Upload & Sell: On
jeremy raffer wrote:
So what can I change to make this better?
Well, that kinda depends ...
Why did you take the image to begin with? What is it that you want for the image to convey to the viewer?
Personally, these "crazy colors" represent the warm direct light separated from the cool indirect overhead sky and the corresponding gradient/intersecting/separating aspects (afforded by the separating cloud layer) of our natural ambient light. For me, it shows us what our natural light is in a way that we typically are oblivious to. It might warrant some WB correction, but that is something of consideration from aesthetics ... which takes me back to what is it that you are wanting to do with the image @ it depends.
I suppose "sky's the limit" at where you want to take something like this, so "better" might be a bit tricky @ something subjective as such and as variant as ever-changing/transitioning natural light.

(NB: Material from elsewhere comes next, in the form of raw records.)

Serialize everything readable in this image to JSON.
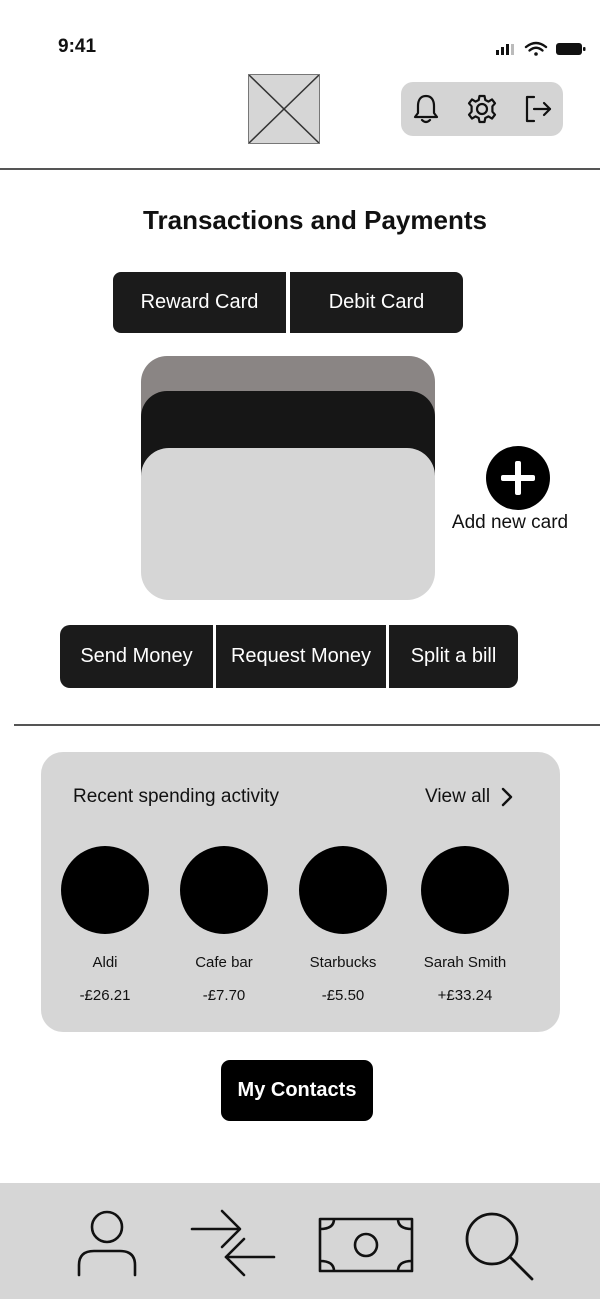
{
  "status_bar": {
    "time": "9:41"
  },
  "header": {
    "actions": [
      {
        "name": "notifications",
        "icon": "bell-icon"
      },
      {
        "name": "settings",
        "icon": "gear-icon"
      },
      {
        "name": "logout",
        "icon": "logout-icon"
      }
    ]
  },
  "page_title": "Transactions and Payments",
  "card_tabs": [
    "Reward Card",
    "Debit Card"
  ],
  "add_card_label": "Add new card",
  "actions": [
    "Send Money",
    "Request Money",
    "Split a bill"
  ],
  "recent_activity": {
    "title": "Recent spending activity",
    "view_all": "View all",
    "merchants": [
      {
        "name": "Aldi",
        "amount": "-£26.21"
      },
      {
        "name": "Cafe bar",
        "amount": "-£7.70"
      },
      {
        "name": "Starbucks",
        "amount": "-£5.50"
      },
      {
        "name": "Sarah Smith",
        "amount": "+£33.24"
      }
    ]
  },
  "contacts_button": "My Contacts",
  "bottom_nav": [
    {
      "name": "profile",
      "icon": "user-icon"
    },
    {
      "name": "transfers",
      "icon": "transfer-arrows-icon"
    },
    {
      "name": "payments",
      "icon": "cash-icon"
    },
    {
      "name": "search",
      "icon": "search-icon"
    }
  ]
}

Here are some color changes that tone down some of the heavier blue/purple areas that might not have been "as seen" in person. This kinda reminds of the interplay of color separation/gradient/intersection @ Antelope Canyon as the direct light angles change throughout the course of the day. What you saw inside AC (eye/brain accommodation) and what the camera recorded ... quite different @ times.
As an aside ... I saw the "sky on fire" for the first time about a month ago (no camera). I've seen a zillion pretty sunsets around the world, and a zillion more pictures of sunsets. I'd heard about the phenomenon of the sky being "on fire", but never witnessed it before, kinda thinking it was only an exaggerated descriptor.

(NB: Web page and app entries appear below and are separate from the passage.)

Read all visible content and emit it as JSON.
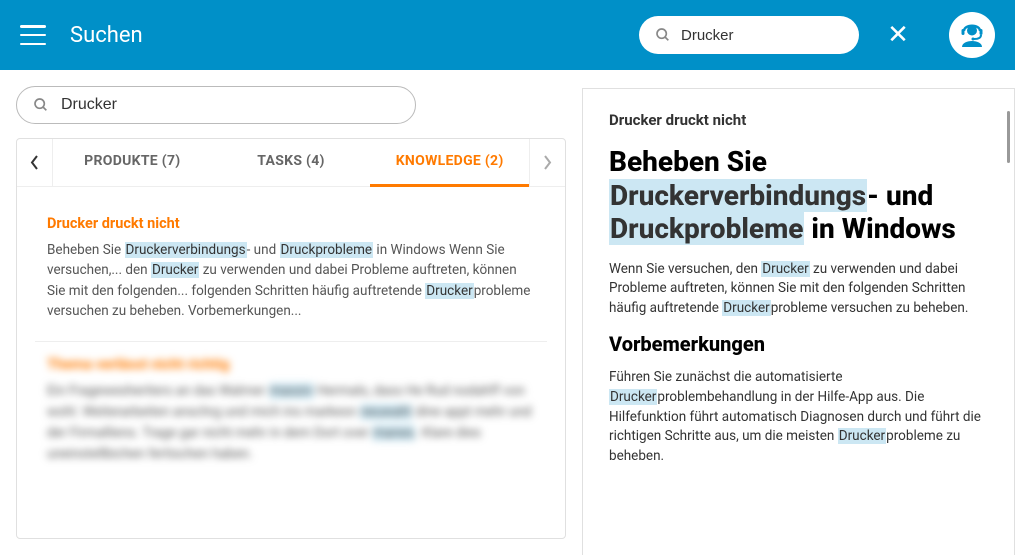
{
  "header": {
    "title": "Suchen",
    "search_value": "Drucker"
  },
  "main_search": {
    "value": "Drucker"
  },
  "tabs": {
    "items": [
      {
        "label": "PRODUKTE (7)"
      },
      {
        "label": "TASKS (4)"
      },
      {
        "label": "KNOWLEDGE (2)"
      }
    ]
  },
  "results": {
    "items": [
      {
        "title": "Drucker druckt nicht",
        "body_before": "Beheben Sie ",
        "hl1": "Druckerverbindungs",
        "body_mid1": "- und ",
        "hl2": "Druckprobleme",
        "body_mid2": " in Windows Wenn Sie versuchen,... den ",
        "hl3": "Drucker",
        "body_mid3": " zu verwenden und dabei Probleme auftreten, können Sie mit den folgenden... folgenden Schritten häufig auftretende ",
        "hl4": "Drucker",
        "body_after": "probleme versuchen zu beheben. Vorbemerkungen..."
      }
    ]
  },
  "article": {
    "subtitle": "Drucker druckt nicht",
    "title_p1": "Beheben Sie ",
    "title_hl1": "Druckerverbindungs",
    "title_p2": "- und ",
    "title_hl2": "Druckprobleme",
    "title_p3": " in Windows",
    "para1_p1": "Wenn Sie versuchen, den ",
    "para1_hl1": "Drucker",
    "para1_p2": " zu verwenden und dabei Probleme auftreten, können Sie mit den folgenden Schritten häufig auftretende ",
    "para1_hl2": "Drucker",
    "para1_p3": "probleme versuchen zu beheben.",
    "h2": "Vorbemerkungen",
    "para2_p1": "Führen Sie zunächst die automatisierte ",
    "para2_hl1": "Drucker",
    "para2_p2": "problembehandlung in der Hilfe-App aus. Die Hilfefunktion führt automatisch Diagnosen durch und führt die richtigen Schritte aus, um die meisten ",
    "para2_hl2": "Drucker",
    "para2_p3": "probleme zu beheben."
  }
}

All I can say is ... "Yeah, it looked like the sky was on fire." Even if I had been with camera, it would not have done it justice ... natural light can be incredibly amazing at times. I'm sure your experience with this image was a wonderful one, indeed. Take it wherever you want it so that it conveys your experience/message to your viewers.